Exhaust gas heat exchangers operate on a simple term by using the waste heat that’s generated from flue gases during energy generation. The exchanger works just like any normal HVR system in a way that uses the exhaust gas generated by adding it to a second medium, which in most cases is eighter heating water or hot air. Through this principle of work, the existing residual heat can be significantly reduced since it being recovered.
This technology greatly increases the efficiency of an industrial complex by saving on energy and reduction of CO2 emissions. This technology is both cost-effective and environmentally friendly.
An exhaust gas heat exchanger (EGHE) achieves the similar, if not better, results by utilizing only a simple fraction of the cost. Since it uses lost heat to preheat or keep warm tools, molds, and spaces, it saves the manufacturer a lot of money by recycling the air that would otherwise be considered lost to the environment.
What Are the Applications for EGHE’s?
Energy prices rise by the day. And that is making energy gas heat exchangers a hot property nowadays. Since they are cost-effective tools that use recycled gas for the purpose of heating or preheating, creating something out of nothing is particularly attractive in the industry.

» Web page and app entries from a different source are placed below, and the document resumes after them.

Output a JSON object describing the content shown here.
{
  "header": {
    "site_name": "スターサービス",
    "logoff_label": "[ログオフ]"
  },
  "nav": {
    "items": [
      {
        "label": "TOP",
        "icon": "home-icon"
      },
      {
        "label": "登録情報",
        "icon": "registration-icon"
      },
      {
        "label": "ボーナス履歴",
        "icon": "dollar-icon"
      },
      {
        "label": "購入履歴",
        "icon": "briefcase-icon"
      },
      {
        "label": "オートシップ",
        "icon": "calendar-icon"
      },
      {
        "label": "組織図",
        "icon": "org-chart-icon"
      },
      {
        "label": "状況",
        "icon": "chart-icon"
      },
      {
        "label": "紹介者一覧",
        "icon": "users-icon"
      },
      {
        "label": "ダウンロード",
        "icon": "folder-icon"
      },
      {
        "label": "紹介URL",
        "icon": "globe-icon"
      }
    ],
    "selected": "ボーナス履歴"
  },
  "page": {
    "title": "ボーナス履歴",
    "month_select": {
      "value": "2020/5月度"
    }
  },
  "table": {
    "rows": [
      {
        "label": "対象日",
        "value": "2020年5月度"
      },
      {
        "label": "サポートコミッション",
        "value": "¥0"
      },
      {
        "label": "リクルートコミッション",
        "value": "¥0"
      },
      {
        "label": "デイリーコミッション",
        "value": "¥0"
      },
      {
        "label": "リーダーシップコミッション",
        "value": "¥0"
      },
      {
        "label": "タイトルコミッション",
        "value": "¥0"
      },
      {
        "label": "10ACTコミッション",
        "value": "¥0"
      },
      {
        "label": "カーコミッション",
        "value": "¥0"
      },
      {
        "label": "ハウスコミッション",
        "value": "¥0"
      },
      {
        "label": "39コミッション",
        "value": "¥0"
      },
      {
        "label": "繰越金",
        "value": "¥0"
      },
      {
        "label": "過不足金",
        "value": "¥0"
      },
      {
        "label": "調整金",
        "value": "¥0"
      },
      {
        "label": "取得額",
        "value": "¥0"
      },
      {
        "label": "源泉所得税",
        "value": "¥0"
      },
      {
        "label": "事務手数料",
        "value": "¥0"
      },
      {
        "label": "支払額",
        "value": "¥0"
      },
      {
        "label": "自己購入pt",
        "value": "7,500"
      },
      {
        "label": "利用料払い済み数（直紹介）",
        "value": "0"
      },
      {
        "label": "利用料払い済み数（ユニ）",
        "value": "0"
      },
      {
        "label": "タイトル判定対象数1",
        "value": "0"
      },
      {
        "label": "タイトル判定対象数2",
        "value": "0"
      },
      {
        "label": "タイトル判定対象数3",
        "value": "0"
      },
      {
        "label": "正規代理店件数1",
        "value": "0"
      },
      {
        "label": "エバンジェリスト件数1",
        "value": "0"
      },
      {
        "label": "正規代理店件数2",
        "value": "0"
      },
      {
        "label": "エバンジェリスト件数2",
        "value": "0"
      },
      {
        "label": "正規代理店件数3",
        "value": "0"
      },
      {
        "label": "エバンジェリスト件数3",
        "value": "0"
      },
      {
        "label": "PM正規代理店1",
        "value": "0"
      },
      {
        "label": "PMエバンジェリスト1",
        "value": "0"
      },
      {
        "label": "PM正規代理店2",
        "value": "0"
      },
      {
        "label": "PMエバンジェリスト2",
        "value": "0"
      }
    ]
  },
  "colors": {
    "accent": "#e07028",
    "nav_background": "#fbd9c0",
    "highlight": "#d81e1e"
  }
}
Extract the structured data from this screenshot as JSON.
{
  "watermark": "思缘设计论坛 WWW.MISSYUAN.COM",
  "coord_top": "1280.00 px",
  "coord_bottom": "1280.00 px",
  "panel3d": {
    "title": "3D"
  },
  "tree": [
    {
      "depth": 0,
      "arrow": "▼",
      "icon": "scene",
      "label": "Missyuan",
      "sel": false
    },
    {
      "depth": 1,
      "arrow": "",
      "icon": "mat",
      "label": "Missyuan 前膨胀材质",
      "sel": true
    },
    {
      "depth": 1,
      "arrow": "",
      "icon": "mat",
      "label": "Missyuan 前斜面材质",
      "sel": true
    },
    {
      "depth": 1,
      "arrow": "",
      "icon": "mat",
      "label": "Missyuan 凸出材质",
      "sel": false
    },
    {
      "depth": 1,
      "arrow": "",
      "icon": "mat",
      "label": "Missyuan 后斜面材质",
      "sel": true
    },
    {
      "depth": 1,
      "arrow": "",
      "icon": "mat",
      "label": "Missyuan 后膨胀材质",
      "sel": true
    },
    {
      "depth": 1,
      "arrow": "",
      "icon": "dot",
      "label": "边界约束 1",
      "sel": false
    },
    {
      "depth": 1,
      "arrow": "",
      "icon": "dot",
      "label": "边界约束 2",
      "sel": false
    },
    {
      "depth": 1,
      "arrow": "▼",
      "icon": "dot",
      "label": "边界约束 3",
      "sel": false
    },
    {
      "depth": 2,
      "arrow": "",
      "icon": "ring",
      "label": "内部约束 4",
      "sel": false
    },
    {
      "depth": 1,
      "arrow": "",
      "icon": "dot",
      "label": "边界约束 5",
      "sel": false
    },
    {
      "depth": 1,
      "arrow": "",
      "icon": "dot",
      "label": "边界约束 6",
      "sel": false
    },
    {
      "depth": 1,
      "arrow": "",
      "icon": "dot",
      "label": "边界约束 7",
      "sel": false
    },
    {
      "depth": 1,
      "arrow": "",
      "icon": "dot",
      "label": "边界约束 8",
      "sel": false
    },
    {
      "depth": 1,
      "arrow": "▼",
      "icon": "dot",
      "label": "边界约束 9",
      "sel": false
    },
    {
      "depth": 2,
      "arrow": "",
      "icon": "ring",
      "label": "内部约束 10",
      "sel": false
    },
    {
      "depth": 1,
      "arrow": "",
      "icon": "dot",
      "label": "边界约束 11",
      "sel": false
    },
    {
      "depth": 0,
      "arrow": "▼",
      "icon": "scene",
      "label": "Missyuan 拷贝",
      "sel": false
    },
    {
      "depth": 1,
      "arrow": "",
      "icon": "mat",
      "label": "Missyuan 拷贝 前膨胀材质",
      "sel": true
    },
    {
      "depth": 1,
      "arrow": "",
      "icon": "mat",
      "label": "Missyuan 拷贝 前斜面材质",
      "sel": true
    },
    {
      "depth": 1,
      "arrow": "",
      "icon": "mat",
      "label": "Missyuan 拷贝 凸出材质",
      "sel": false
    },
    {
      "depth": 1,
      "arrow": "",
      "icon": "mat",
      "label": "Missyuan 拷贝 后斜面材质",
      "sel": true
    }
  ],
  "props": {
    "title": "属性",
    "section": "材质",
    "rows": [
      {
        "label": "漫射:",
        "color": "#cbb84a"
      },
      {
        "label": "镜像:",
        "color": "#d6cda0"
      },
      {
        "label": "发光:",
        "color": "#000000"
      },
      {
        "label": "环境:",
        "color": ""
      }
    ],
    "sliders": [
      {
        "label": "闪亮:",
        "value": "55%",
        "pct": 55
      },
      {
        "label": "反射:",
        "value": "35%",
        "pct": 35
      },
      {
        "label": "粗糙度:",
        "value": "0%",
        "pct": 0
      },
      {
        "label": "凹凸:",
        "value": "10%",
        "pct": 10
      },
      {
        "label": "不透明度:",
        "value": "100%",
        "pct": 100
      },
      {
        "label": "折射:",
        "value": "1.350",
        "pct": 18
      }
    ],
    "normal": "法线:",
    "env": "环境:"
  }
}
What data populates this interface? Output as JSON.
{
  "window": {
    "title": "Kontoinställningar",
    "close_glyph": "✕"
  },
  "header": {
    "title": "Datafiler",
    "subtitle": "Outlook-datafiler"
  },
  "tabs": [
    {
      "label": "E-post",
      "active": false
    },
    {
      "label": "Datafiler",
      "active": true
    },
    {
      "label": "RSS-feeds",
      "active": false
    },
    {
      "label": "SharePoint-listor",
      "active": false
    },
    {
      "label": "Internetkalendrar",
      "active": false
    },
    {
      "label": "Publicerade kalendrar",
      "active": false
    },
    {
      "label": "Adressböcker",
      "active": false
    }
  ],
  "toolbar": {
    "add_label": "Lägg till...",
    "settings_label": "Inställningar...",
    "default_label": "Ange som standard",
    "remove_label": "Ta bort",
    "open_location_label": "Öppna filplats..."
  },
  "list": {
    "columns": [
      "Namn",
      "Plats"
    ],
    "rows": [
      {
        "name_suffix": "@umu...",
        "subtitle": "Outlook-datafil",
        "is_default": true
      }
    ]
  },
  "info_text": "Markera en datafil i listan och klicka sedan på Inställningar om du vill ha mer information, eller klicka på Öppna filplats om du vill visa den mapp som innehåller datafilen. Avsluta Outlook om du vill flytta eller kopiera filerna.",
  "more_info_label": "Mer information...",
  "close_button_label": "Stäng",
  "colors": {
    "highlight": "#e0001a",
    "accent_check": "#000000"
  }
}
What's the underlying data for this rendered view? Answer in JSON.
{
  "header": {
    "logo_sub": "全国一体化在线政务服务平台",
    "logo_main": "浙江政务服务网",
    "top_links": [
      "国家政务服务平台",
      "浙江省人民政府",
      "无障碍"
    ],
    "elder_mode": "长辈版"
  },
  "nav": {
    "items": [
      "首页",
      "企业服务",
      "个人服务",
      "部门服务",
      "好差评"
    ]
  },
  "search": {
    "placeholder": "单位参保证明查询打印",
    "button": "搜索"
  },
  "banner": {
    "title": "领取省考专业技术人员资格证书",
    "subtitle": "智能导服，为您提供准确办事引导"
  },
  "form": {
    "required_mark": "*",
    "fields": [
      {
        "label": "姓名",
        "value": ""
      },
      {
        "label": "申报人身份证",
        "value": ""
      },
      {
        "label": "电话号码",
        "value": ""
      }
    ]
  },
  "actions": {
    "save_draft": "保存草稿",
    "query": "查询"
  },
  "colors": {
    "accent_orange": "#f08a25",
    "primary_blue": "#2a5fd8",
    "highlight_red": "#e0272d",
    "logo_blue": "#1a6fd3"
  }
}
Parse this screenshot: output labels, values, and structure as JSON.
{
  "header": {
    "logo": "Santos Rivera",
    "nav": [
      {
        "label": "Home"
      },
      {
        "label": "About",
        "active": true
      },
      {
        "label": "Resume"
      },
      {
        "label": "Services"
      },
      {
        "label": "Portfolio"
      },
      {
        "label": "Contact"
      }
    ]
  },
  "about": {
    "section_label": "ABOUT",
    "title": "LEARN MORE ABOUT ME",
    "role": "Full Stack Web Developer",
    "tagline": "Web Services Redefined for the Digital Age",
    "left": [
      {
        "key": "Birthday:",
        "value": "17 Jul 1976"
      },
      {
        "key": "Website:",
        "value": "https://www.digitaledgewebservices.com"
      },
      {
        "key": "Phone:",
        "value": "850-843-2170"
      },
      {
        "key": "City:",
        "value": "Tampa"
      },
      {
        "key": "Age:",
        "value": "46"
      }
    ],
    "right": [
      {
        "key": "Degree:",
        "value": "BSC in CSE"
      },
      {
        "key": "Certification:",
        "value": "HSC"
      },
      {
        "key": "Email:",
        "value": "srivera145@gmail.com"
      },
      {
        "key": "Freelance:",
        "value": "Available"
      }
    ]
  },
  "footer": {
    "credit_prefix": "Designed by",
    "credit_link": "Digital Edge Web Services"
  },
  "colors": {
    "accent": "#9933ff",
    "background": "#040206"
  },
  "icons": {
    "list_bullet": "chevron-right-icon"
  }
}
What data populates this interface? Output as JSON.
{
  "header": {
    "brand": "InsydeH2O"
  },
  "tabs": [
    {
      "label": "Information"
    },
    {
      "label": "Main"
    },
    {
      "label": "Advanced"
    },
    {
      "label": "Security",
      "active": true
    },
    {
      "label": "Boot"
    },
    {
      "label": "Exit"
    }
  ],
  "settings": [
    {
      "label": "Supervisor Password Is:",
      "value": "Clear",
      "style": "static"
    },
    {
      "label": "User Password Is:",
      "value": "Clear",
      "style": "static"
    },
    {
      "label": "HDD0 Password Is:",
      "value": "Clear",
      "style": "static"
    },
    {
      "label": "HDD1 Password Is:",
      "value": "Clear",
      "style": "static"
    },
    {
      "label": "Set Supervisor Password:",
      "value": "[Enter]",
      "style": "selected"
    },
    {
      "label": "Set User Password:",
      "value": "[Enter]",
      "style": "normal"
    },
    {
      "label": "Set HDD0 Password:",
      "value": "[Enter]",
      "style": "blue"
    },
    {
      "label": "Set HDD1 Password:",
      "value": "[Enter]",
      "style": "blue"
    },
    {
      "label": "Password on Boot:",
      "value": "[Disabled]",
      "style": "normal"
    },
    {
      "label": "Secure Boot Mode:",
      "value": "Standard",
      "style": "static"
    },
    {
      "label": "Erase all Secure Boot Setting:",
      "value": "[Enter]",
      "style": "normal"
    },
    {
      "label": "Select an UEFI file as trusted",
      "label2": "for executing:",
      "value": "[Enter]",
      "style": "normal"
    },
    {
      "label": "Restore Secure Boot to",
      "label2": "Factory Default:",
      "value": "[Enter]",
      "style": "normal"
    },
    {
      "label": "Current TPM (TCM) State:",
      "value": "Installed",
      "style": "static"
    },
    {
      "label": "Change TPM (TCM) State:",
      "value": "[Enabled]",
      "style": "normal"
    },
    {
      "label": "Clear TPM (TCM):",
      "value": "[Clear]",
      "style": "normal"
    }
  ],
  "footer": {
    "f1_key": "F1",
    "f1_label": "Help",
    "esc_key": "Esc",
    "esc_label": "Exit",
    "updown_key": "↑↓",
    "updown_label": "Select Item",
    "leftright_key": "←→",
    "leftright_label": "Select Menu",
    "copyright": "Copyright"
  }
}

The reduction of C02 emissions is very important to energy-intensive industries.
An EGHE can be used wherever there is waste heat generated at the expense of flue gases. The most common cases are bakeries. Hardening plants, plastic processing plants, etc.
Since modern manufacturing processes cannot work without the use of intense temperatures, these industries can greatly benefit by using the same waste heat that they generate, to generate additional energy. To put it simple, they put the waste heat to use by generating additional, free, energy from it.
Modern exhaust gas heat exchangers can reuse up to 96% of the generated waste heat from flue gases. Before that, all of it would go to the atmosphere, completely throwing away the benefits from it. By putting exhaust gases to use, you are effectively increasing the effectiveness and economy of your entire production operation. These are some of the benefits that make exhaust gas heat exchangers particularly a hot topic nowadays, and it’s exactly why more and more manufacturers are choosing to buy into it.
How Does it Work?
While we did and touch on how an EGHE works, we are going to try and touch on a more complex base.
Every heating system produces waste heat from flue gases. That waste heat is then thrown out into the atmosphere in the form of exhaust gases. An EGHE works by using the waste heat into your advantage. It uses the waste heat, the exhaust gases, to heat the heating medium, which essentially generates energy at the expense of nothing.
To perform this, an EGHE is usually installed between the boiler and chimney, or anything similar. This way there is no need to dismantle eighter of those, saving you time and money in the process. Installation is simple, operating is simple, and the benefits are huge.